— What is needed —
The copy must match the data word for word and contain no pictures.

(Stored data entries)
--------------------

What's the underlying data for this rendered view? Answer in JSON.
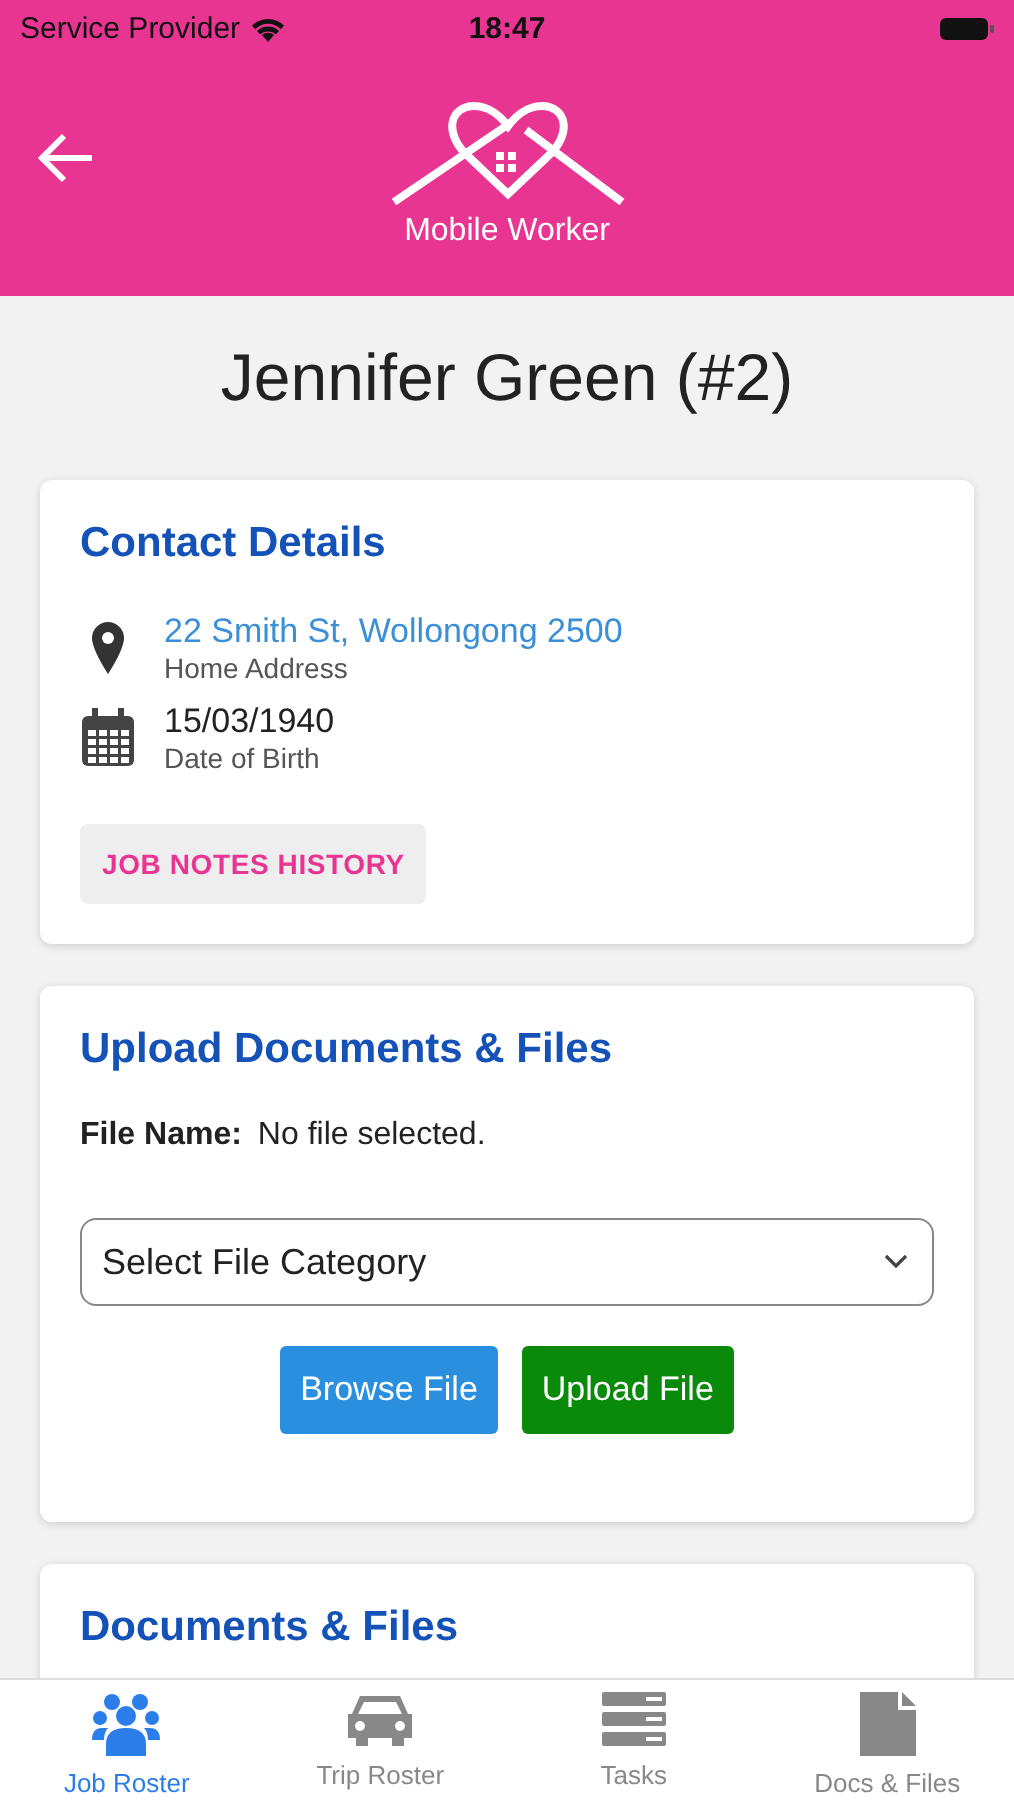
{
  "status_bar": {
    "carrier": "Service Provider",
    "time": "18:47"
  },
  "header": {
    "app_name": "Mobile Worker"
  },
  "title": "Jennifer Green (#2)",
  "contact": {
    "heading": "Contact Details",
    "items": [
      {
        "kind": "address",
        "value": "22 Smith St, Wollongong 2500",
        "label": "Home Address"
      },
      {
        "kind": "birth",
        "value": "15/03/1940",
        "label": "Date of Birth"
      }
    ],
    "button": "JOB NOTES HISTORY"
  },
  "upload": {
    "heading": "Upload Documents & Files",
    "file_label": "File Name:",
    "file_value": "No file selected.",
    "category": {
      "value": "Select File Category"
    },
    "buttons": [
      {
        "kind": "browse",
        "label": "Browse File"
      },
      {
        "kind": "upload",
        "label": "Upload File"
      }
    ]
  },
  "documents": {
    "heading": "Documents & Files"
  },
  "tabs": [
    {
      "kind": "people",
      "label": "Job Roster",
      "selected": true
    },
    {
      "kind": "car",
      "label": "Trip Roster",
      "selected": false
    },
    {
      "kind": "tasks",
      "label": "Tasks",
      "selected": false
    },
    {
      "kind": "file",
      "label": "Docs & Files",
      "selected": false
    }
  ]
}
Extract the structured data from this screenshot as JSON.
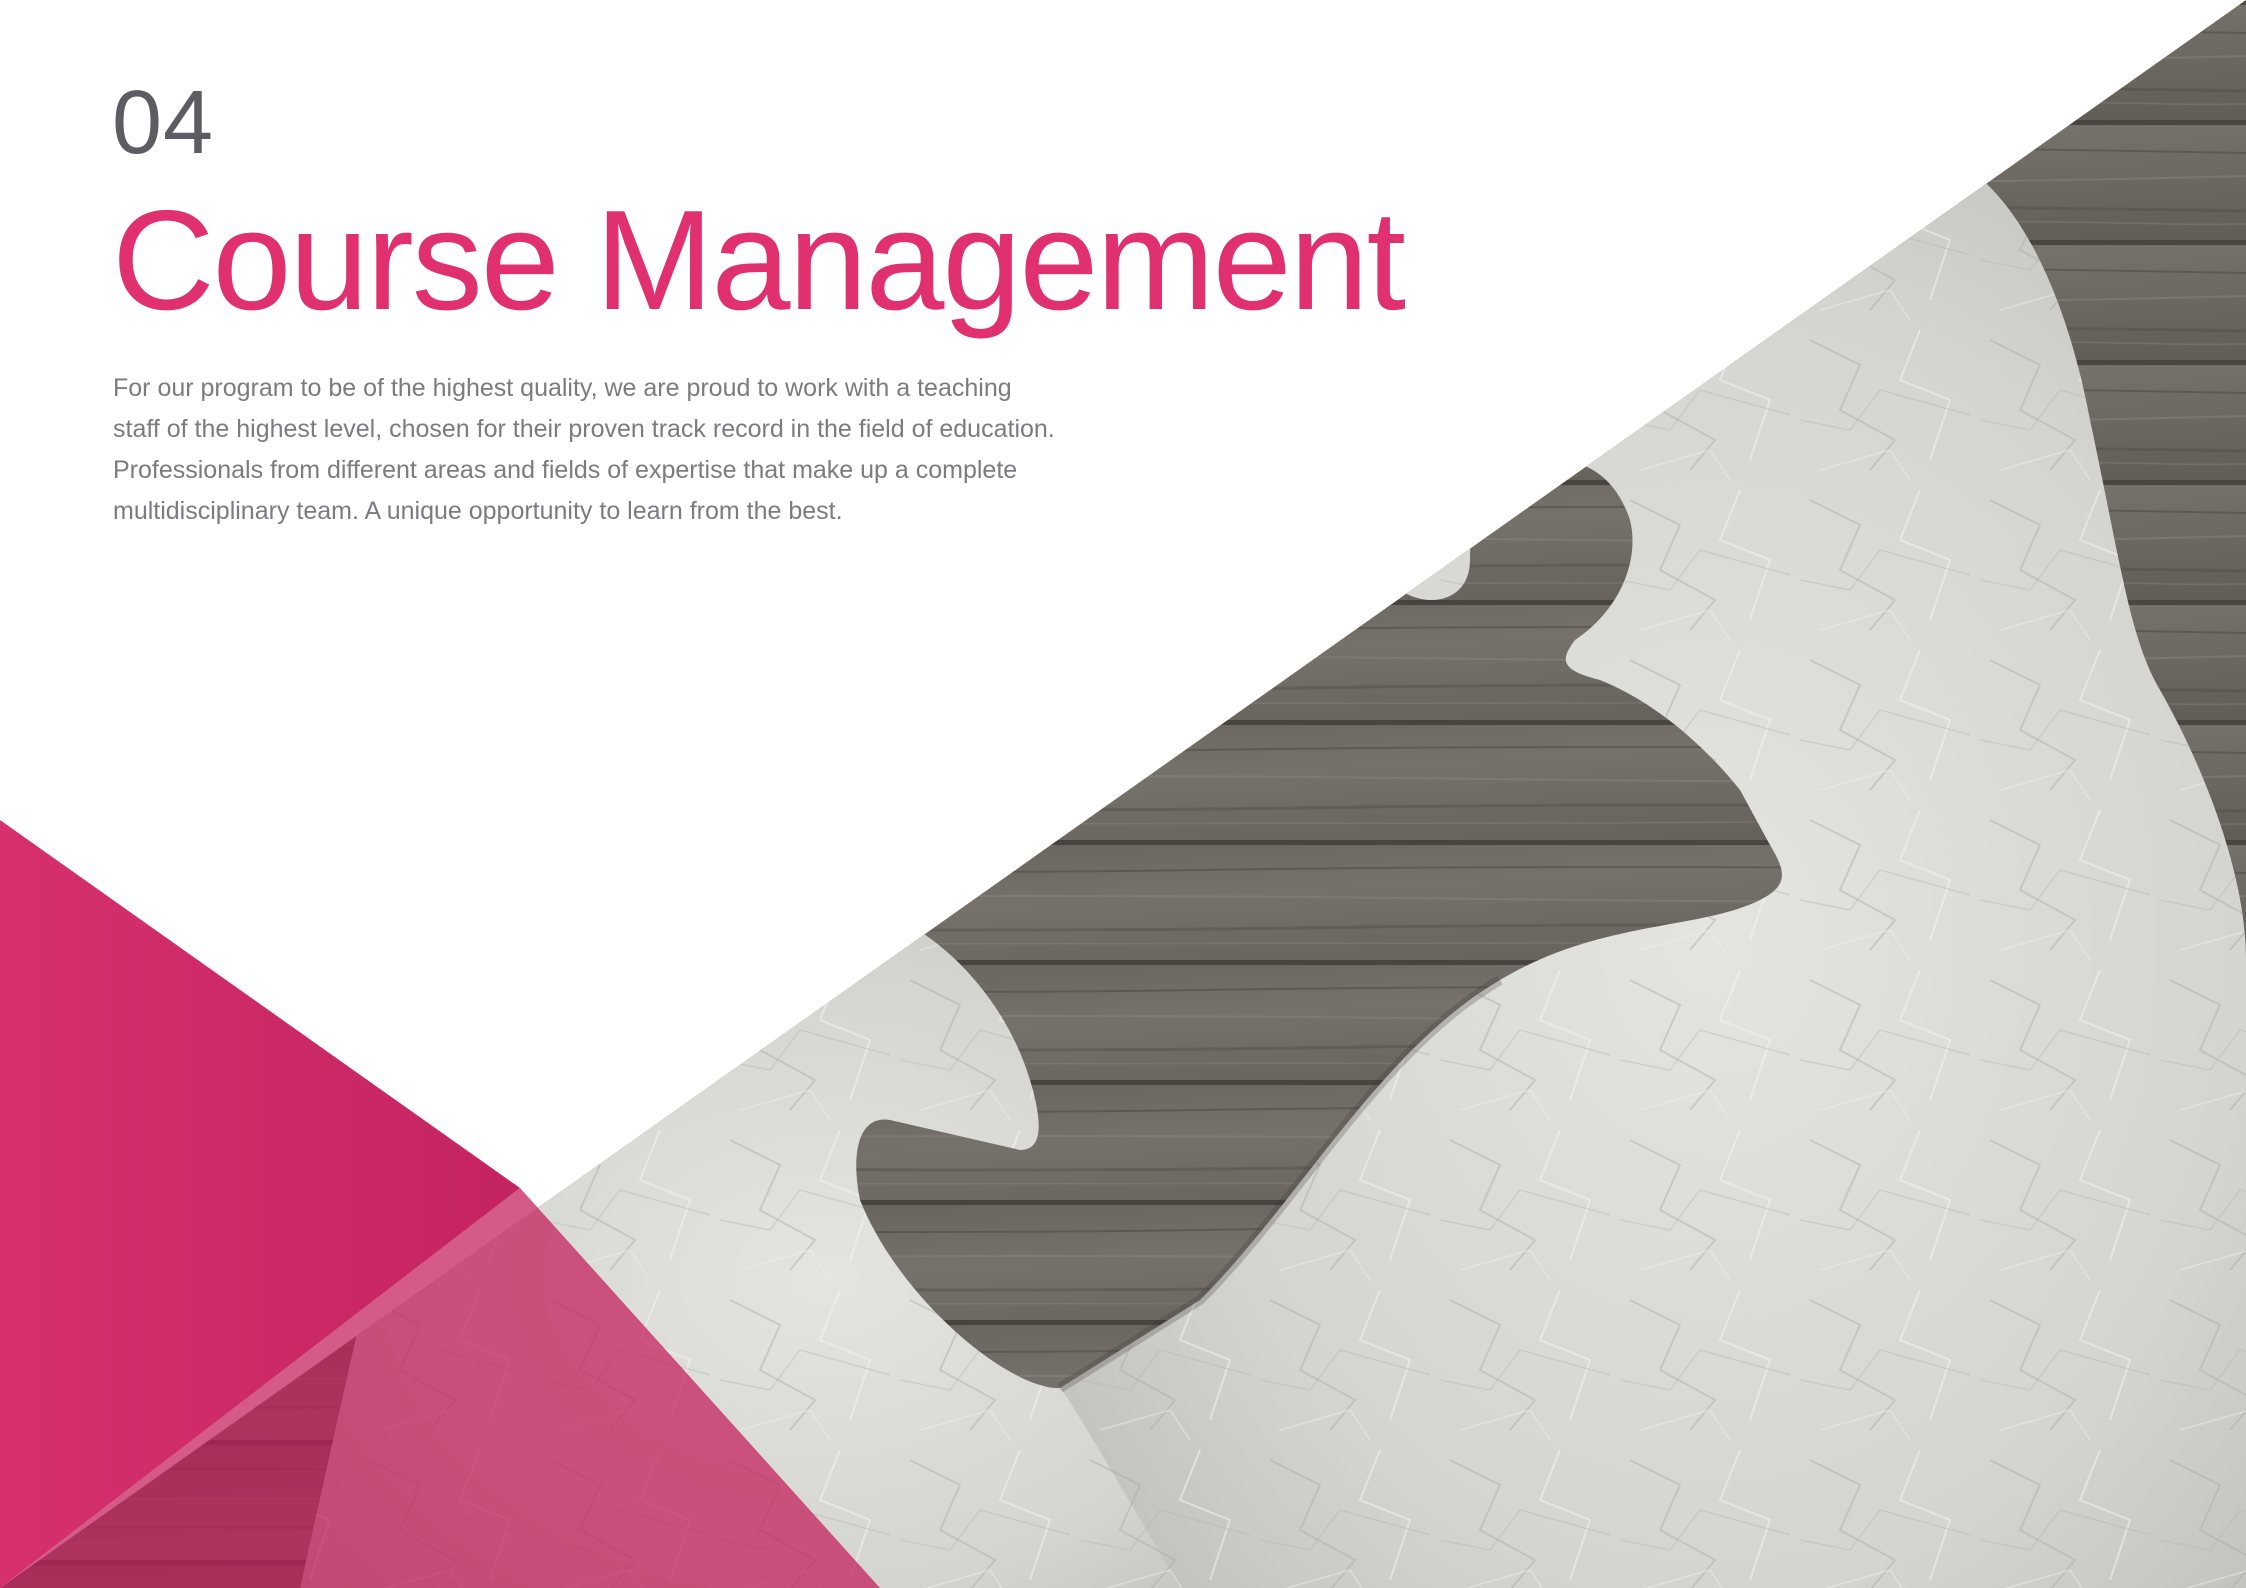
{
  "section": {
    "number": "04",
    "title": "Course Management"
  },
  "intro": {
    "lines": [
      "For our program to be of the highest quality, we are proud to work with a teaching",
      "staff of the highest level, chosen for their proven track record in the field of education.",
      "Professionals from different areas and fields of expertise that make up a complete",
      "multidisciplinary team. A unique opportunity to learn from the best."
    ]
  },
  "colors": {
    "accent": "#e0306f",
    "accent_dark": "#b81f57",
    "heading_number": "#5b5d62",
    "body_text": "#7a7c80",
    "wood": "#6e6a64",
    "paper": "#d6d6d2"
  },
  "image": {
    "subject": "crumpled-paper-puzzle-pieces-on-wood"
  }
}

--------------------

— Output for this exercise —
What's the underlying data for this rendered view? Answer in JSON.
{
  "status_bar": {
    "carrier": "Service Provider",
    "time": "18:47"
  },
  "header": {
    "app_name": "Mobile Worker"
  },
  "title": "Jennifer Green (#2)",
  "contact": {
    "heading": "Contact Details",
    "items": [
      {
        "kind": "address",
        "value": "22 Smith St, Wollongong 2500",
        "label": "Home Address"
      },
      {
        "kind": "birth",
        "value": "15/03/1940",
        "label": "Date of Birth"
      }
    ],
    "button": "JOB NOTES HISTORY"
  },
  "upload": {
    "heading": "Upload Documents & Files",
    "file_label": "File Name:",
    "file_value": "No file selected.",
    "category": {
      "value": "Select File Category"
    },
    "buttons": [
      {
        "kind": "browse",
        "label": "Browse File"
      },
      {
        "kind": "upload",
        "label": "Upload File"
      }
    ]
  },
  "documents": {
    "heading": "Documents & Files"
  },
  "tabs": [
    {
      "kind": "people",
      "label": "Job Roster",
      "selected": true
    },
    {
      "kind": "car",
      "label": "Trip Roster",
      "selected": false
    },
    {
      "kind": "tasks",
      "label": "Tasks",
      "selected": false
    },
    {
      "kind": "file",
      "label": "Docs & Files",
      "selected": false
    }
  ]
}
Extract the structured data from this screenshot as JSON.
{
  "section": {
    "number": "04",
    "title": "Course Management"
  },
  "intro": {
    "lines": [
      "For our program to be of the highest quality, we are proud to work with a teaching",
      "staff of the highest level, chosen for their proven track record in the field of education.",
      "Professionals from different areas and fields of expertise that make up a complete",
      "multidisciplinary team. A unique opportunity to learn from the best."
    ]
  },
  "colors": {
    "accent": "#e0306f",
    "accent_dark": "#b81f57",
    "heading_number": "#5b5d62",
    "body_text": "#7a7c80",
    "wood": "#6e6a64",
    "paper": "#d6d6d2"
  },
  "image": {
    "subject": "crumpled-paper-puzzle-pieces-on-wood"
  }
}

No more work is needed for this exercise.